DESCRIPTION OF THE TASK:
Return every record below exactly as given, images excluded.

^^^^

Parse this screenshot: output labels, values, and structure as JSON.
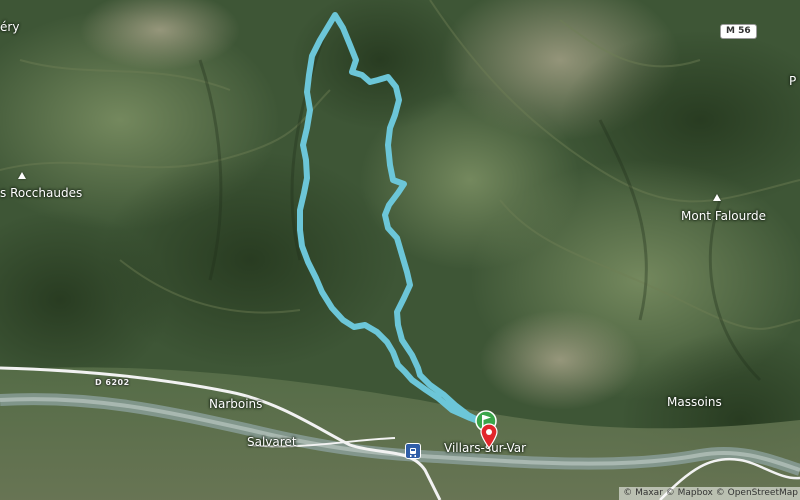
{
  "map": {
    "places": [
      {
        "id": "ery",
        "label": "éry"
      },
      {
        "id": "rocchaudes",
        "label": "s Rocchaudes"
      },
      {
        "id": "mont-falourde",
        "label": "Mont Falourde"
      },
      {
        "id": "narboins",
        "label": "Narboins"
      },
      {
        "id": "salvaret",
        "label": "Salvaret"
      },
      {
        "id": "massoins",
        "label": "Massoins"
      },
      {
        "id": "villars",
        "label": "Villars-sur-Var"
      },
      {
        "id": "p-edge",
        "label": "P"
      }
    ],
    "roads": {
      "shield": "M 56",
      "label": "D 6202"
    },
    "route": {
      "color": "#6cc6d8",
      "start_marker_color": "#3aa54a",
      "end_marker_color": "#e1252b"
    },
    "attribution": "© Maxar © Mapbox © OpenStreetMap"
  }
}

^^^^

SOLUTION FOR THIS EXERCISE:
Parse this screenshot: output labels, values, and structure as JSON.
{
  "map": {
    "places": [
      {
        "id": "ery",
        "label": "éry"
      },
      {
        "id": "rocchaudes",
        "label": "s Rocchaudes"
      },
      {
        "id": "mont-falourde",
        "label": "Mont Falourde"
      },
      {
        "id": "narboins",
        "label": "Narboins"
      },
      {
        "id": "salvaret",
        "label": "Salvaret"
      },
      {
        "id": "massoins",
        "label": "Massoins"
      },
      {
        "id": "villars",
        "label": "Villars-sur-Var"
      },
      {
        "id": "p-edge",
        "label": "P"
      }
    ],
    "roads": {
      "shield": "M 56",
      "label": "D 6202"
    },
    "route": {
      "color": "#6cc6d8",
      "start_marker_color": "#3aa54a",
      "end_marker_color": "#e1252b"
    },
    "attribution": "© Maxar © Mapbox © OpenStreetMap"
  }
}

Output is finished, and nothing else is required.